Here’s the shocker, she did wear stirrup pants to work, considered them appropriate then, but wouldn’t consider them appropriate now. I asked her if she was thinking about adding that rule to the employee handbook. I also told her that when I go to the store to look for work clothes, even if the blouse is made of the finest silk, if it has a normal flat, round neck opening, I don’t buy it for work. “Collar or cleavage, I tell the sales ladies. You never call anyone in for that, and it appears to be the standard here.”

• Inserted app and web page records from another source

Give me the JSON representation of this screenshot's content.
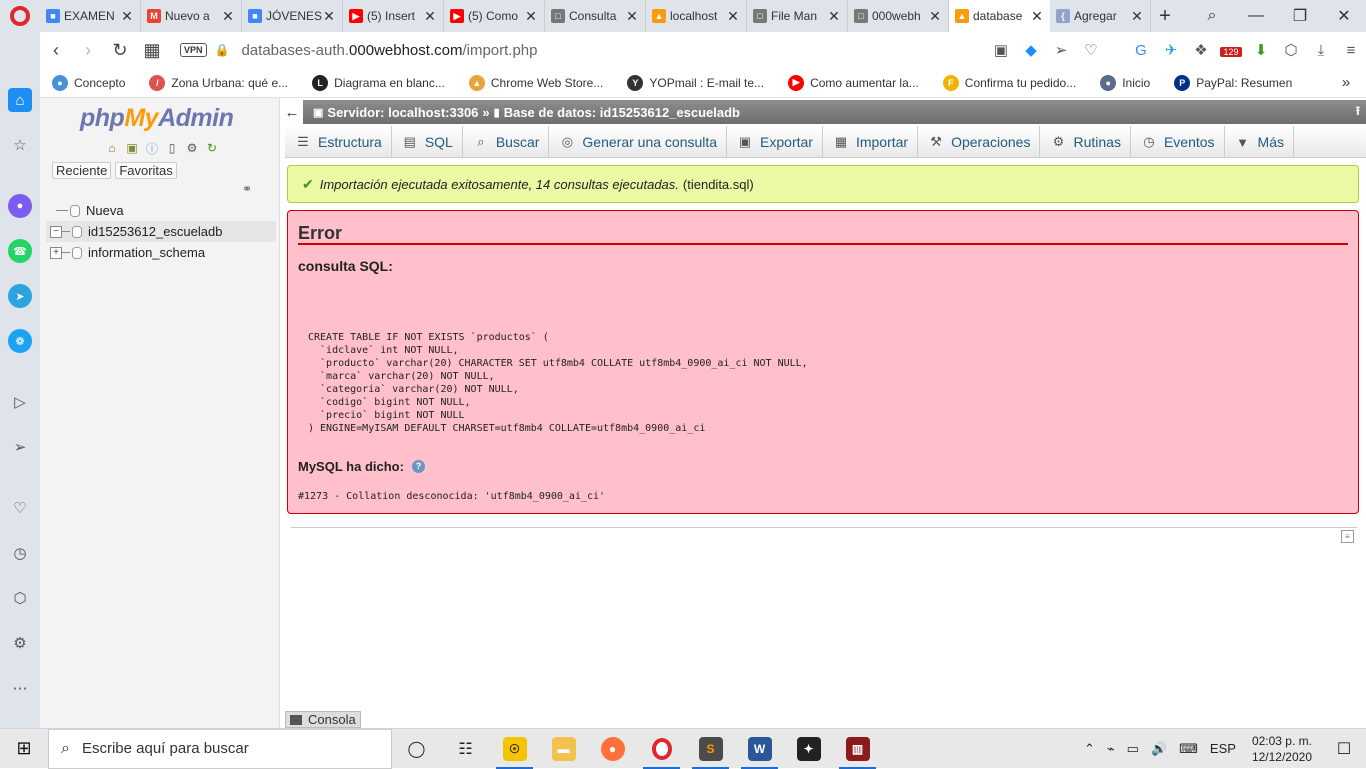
{
  "browser": {
    "tabs": [
      {
        "label": "EXAMEN",
        "fav_color": "#4285f4",
        "fav_glyph": "■"
      },
      {
        "label": "Nuevo a",
        "fav_color": "#ea4335",
        "fav_glyph": "M"
      },
      {
        "label": "JÓVENES",
        "fav_color": "#4285f4",
        "fav_glyph": "■"
      },
      {
        "label": "(5) Insert",
        "fav_color": "#ff0000",
        "fav_glyph": "▶"
      },
      {
        "label": "(5) Como",
        "fav_color": "#ff0000",
        "fav_glyph": "▶"
      },
      {
        "label": "Consulta",
        "fav_color": "#777777",
        "fav_glyph": "□"
      },
      {
        "label": "localhost",
        "fav_color": "#f89c0e",
        "fav_glyph": "▲"
      },
      {
        "label": "File Man",
        "fav_color": "#777777",
        "fav_glyph": "□"
      },
      {
        "label": "000webh",
        "fav_color": "#777777",
        "fav_glyph": "□"
      },
      {
        "label": "database",
        "fav_color": "#f89c0e",
        "fav_glyph": "▲",
        "active": true
      },
      {
        "label": "Agregar",
        "fav_color": "#8fa4c7",
        "fav_glyph": "{"
      }
    ],
    "new_tab": "+",
    "url_prefix": "databases-auth.",
    "url_host": "000webhost.com",
    "url_path": "/import.php",
    "vpn_label": "VPN",
    "notification_badge": "129",
    "bookmarks": [
      {
        "label": "Concepto",
        "color": "#4a90d9",
        "glyph": "●"
      },
      {
        "label": "Zona Urbana: qué e...",
        "color": "#d9534f",
        "glyph": "/"
      },
      {
        "label": "Diagrama en blanc...",
        "color": "#222222",
        "glyph": "L"
      },
      {
        "label": "Chrome Web Store...",
        "color": "#e8a33d",
        "glyph": "▲"
      },
      {
        "label": "YOPmail : E-mail te...",
        "color": "#333333",
        "glyph": "Y"
      },
      {
        "label": "Como aumentar la...",
        "color": "#ff0000",
        "glyph": "▶"
      },
      {
        "label": "Confirma tu pedido...",
        "color": "#f0b400",
        "glyph": "F"
      },
      {
        "label": "Inicio",
        "color": "#5a6b8c",
        "glyph": "●"
      },
      {
        "label": "PayPal: Resumen",
        "color": "#003087",
        "glyph": "P"
      }
    ]
  },
  "pma": {
    "logo_php": "php",
    "logo_my": "My",
    "logo_admin": "Admin",
    "nav_tabs": [
      "Reciente",
      "Favoritas"
    ],
    "tree": [
      {
        "label": "Nueva",
        "type": "new"
      },
      {
        "label": "id15253612_escueladb",
        "type": "db",
        "expanded": true
      },
      {
        "label": "information_schema",
        "type": "db",
        "expanded": false
      }
    ],
    "breadcrumb": {
      "server_label": "Servidor: localhost:3306",
      "separator": "»",
      "db_label": "Base de datos: id15253612_escueladb"
    },
    "menu": [
      {
        "label": "Estructura",
        "icon": "structure-icon",
        "glyph": "☰"
      },
      {
        "label": "SQL",
        "icon": "sql-icon",
        "glyph": "▤"
      },
      {
        "label": "Buscar",
        "icon": "search-icon",
        "glyph": "⌕"
      },
      {
        "label": "Generar una consulta",
        "icon": "query-icon",
        "glyph": "◎"
      },
      {
        "label": "Exportar",
        "icon": "export-icon",
        "glyph": "▣"
      },
      {
        "label": "Importar",
        "icon": "import-icon",
        "glyph": "▦"
      },
      {
        "label": "Operaciones",
        "icon": "wrench-icon",
        "glyph": "⚒"
      },
      {
        "label": "Rutinas",
        "icon": "routines-icon",
        "glyph": "⚙"
      },
      {
        "label": "Eventos",
        "icon": "clock-icon",
        "glyph": "◷"
      },
      {
        "label": "Más",
        "icon": "chevron-down-icon",
        "glyph": "▼"
      }
    ],
    "success_italic": "Importación ejecutada exitosamente, 14 consultas ejecutadas.",
    "success_file": "(tiendita.sql)",
    "error_title": "Error",
    "sql_heading": "consulta SQL:",
    "sql_code": "CREATE TABLE IF NOT EXISTS `productos` (\n  `idclave` int NOT NULL,\n  `producto` varchar(20) CHARACTER SET utf8mb4 COLLATE utf8mb4_0900_ai_ci NOT NULL,\n  `marca` varchar(20) NOT NULL,\n  `categoria` varchar(20) NOT NULL,\n  `codigo` bigint NOT NULL,\n  `precio` bigint NOT NULL\n) ENGINE=MyISAM DEFAULT CHARSET=utf8mb4 COLLATE=utf8mb4_0900_ai_ci",
    "mysql_said": "MySQL ha dicho:",
    "error_message": "#1273 - Collation desconocida: 'utf8mb4_0900_ai_ci'",
    "console_label": "Consola"
  },
  "taskbar": {
    "search_placeholder": "Escribe aquí para buscar",
    "language": "ESP",
    "time": "02:03 p. m.",
    "date": "12/12/2020"
  }
}
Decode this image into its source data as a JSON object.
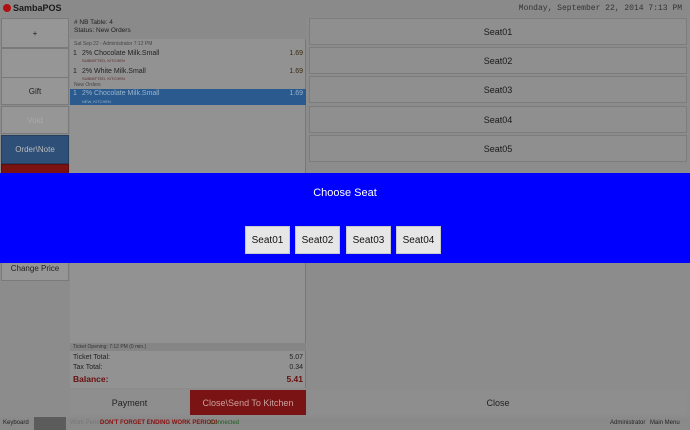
{
  "app": {
    "logo_text": "SambaPOS",
    "datetime": "Monday, September 22, 2014 7:13 PM"
  },
  "left_buttons": [
    {
      "label": "+"
    },
    {
      "label": ""
    },
    {
      "label": "Gift"
    },
    {
      "label": "Void"
    },
    {
      "label": "Order\\Note"
    },
    {
      "label": "Change Price"
    }
  ],
  "ticket": {
    "header_line1": "# NB Table: 4",
    "header_line2": "Status: New Orders",
    "sub_header": "Sat Sep 22 - Administrator 7:12 PM",
    "orders": [
      {
        "qty": "1",
        "name": "2% Chocolate Milk.Small",
        "price": "1.69",
        "tag": "SUBMITTED, KITCHEN"
      },
      {
        "qty": "1",
        "name": "2% White Milk.Small",
        "price": "1.69",
        "tag": "SUBMITTED, KITCHEN"
      },
      {
        "qty": "1",
        "name": "2% Chocolate Milk.Small",
        "price": "1.69",
        "tag": "NEW, KITCHEN"
      }
    ],
    "new_orders_label": "New Orders",
    "opening": "Ticket Opening:  7:12 PM (0 min.)",
    "ticket_total_label": "Ticket Total:",
    "ticket_total": "5.07",
    "tax_total_label": "Tax Total:",
    "tax_total": "0.34",
    "balance_label": "Balance:",
    "balance": "5.41"
  },
  "seats": [
    "Seat01",
    "Seat02",
    "Seat03",
    "Seat04",
    "Seat05"
  ],
  "bottom": {
    "payment": "Payment",
    "close_send": "Close\\Send To Kitchen",
    "close": "Close"
  },
  "statusbar": {
    "keyboard": "Keyboard",
    "workperiod": "Work Period",
    "warning": "DON'T FORGET ENDING WORK PERIOD!",
    "connected": "Connected",
    "user": "Administrator",
    "main_menu": "Main Menu"
  },
  "modal": {
    "title": "Choose Seat",
    "options": [
      "Seat01",
      "Seat02",
      "Seat03",
      "Seat04"
    ]
  },
  "colors": {
    "modal_bg": "#0000ff",
    "selected_order": "#2a5a8e",
    "close_send": "#7a1414",
    "balance": "#6a0e0e"
  }
}
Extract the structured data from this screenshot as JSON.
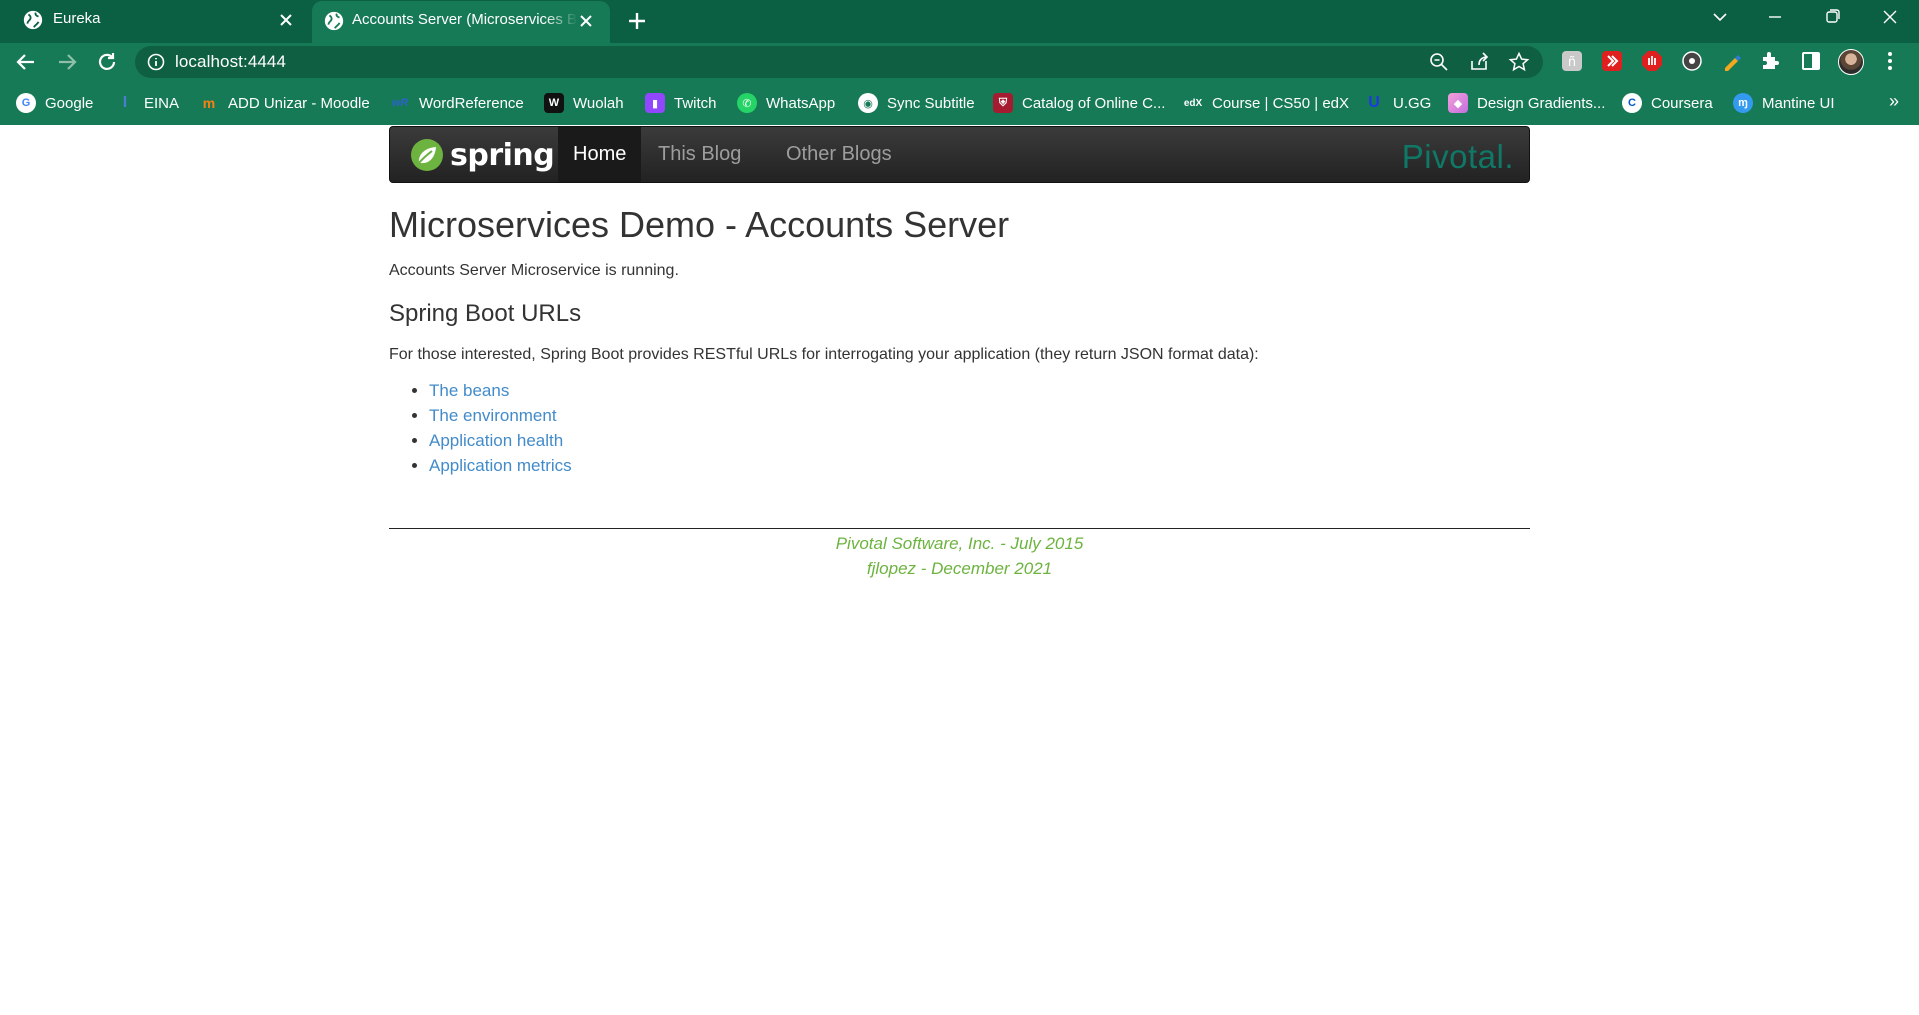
{
  "browser": {
    "tabs": [
      {
        "title": "Eureka",
        "active": false
      },
      {
        "title": "Accounts Server (Microservices Blog)",
        "active": true
      }
    ],
    "url": "localhost:4444",
    "bookmarks": [
      {
        "label": "Google",
        "icon": "google-icon"
      },
      {
        "label": "EINA",
        "icon": "eina-icon"
      },
      {
        "label": "ADD Unizar - Moodle",
        "icon": "moodle-icon"
      },
      {
        "label": "WordReference",
        "icon": "wordreference-icon"
      },
      {
        "label": "Wuolah",
        "icon": "wuolah-icon"
      },
      {
        "label": "Twitch",
        "icon": "twitch-icon"
      },
      {
        "label": "WhatsApp",
        "icon": "whatsapp-icon"
      },
      {
        "label": "Sync Subtitle",
        "icon": "globe-icon"
      },
      {
        "label": "Catalog of Online C...",
        "icon": "harvard-icon"
      },
      {
        "label": "Course | CS50 | edX",
        "icon": "edx-icon"
      },
      {
        "label": "U.GG",
        "icon": "ugg-icon"
      },
      {
        "label": "Design Gradients...",
        "icon": "gradients-icon"
      },
      {
        "label": "Coursera",
        "icon": "coursera-icon"
      },
      {
        "label": "Mantine UI",
        "icon": "mantine-icon"
      }
    ],
    "bookmarks_more": "»"
  },
  "site": {
    "brand": "spring",
    "nav": [
      {
        "label": "Home",
        "active": true
      },
      {
        "label": "This Blog",
        "active": false
      },
      {
        "label": "Other Blogs",
        "active": false
      }
    ],
    "pivotal_logo": "Pivotal."
  },
  "main": {
    "title": "Microservices Demo - Accounts Server",
    "status": "Accounts Server Microservice is running.",
    "subtitle": "Spring Boot URLs",
    "intro": "For those interested, Spring Boot provides RESTful URLs for interrogating your application (they return JSON format data):",
    "links": [
      "The beans",
      "The environment",
      "Application health",
      "Application metrics"
    ]
  },
  "footer": {
    "line1": "Pivotal Software, Inc. - July 2015",
    "line2": "fjlopez - December 2021"
  },
  "colors": {
    "chrome_dark": "#0b5f43",
    "chrome": "#167a56",
    "link": "#428bca",
    "footer": "#6db33f",
    "pivotal": "#0f7866"
  }
}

We were at an impasse. I told her that when she revised the handbook, I’d be happy to review it for her. At my old job, I was an exception handler. I was the person who had to figure out how the program would deal with every situation, so I didn’t get called in the middle of the night and the client didn’t lose millions of dollars. This is how I read employee handbooks. Maybe I should have been a patent lawyer.
I went back down to my cube, and preformed the most prudish strip tease in the world for my cubemate Allison: patterned tights on knees, patterned tights off knees. ALL KNEES ALL OF THE TIME! GET YOUR HOT NAKED KNEE ACTION HERE! I think I even kicked off my boots and complained to my old boss without shoes on (technically they were patterned shoes and I didn’t want to risk it).
Flash forward November 2009, my new boss Megan walks into work. She is wearing a black and white and pink striped turtleneck. As I see her walk down the hall I notice she is wearing a short black skirt and DA-DA-DUM-DA PATTERNED TIGHTS!
For her ten years of service to ARCADIS, I made her a blackberry pie to celebrate. I picked the blackberries myself, and cut out little shapes in the crust. From the top, clockwise, a star, a lightning bolt, her initials (MFE), another lightning bolt, the company logo (a fire salamander), another lightning bolt, “10″, another lightning bolt, with a cut-out star in the middle. I wanted the pie to symbolize how cool I think she is. Maybe it needed one more lighting bolt?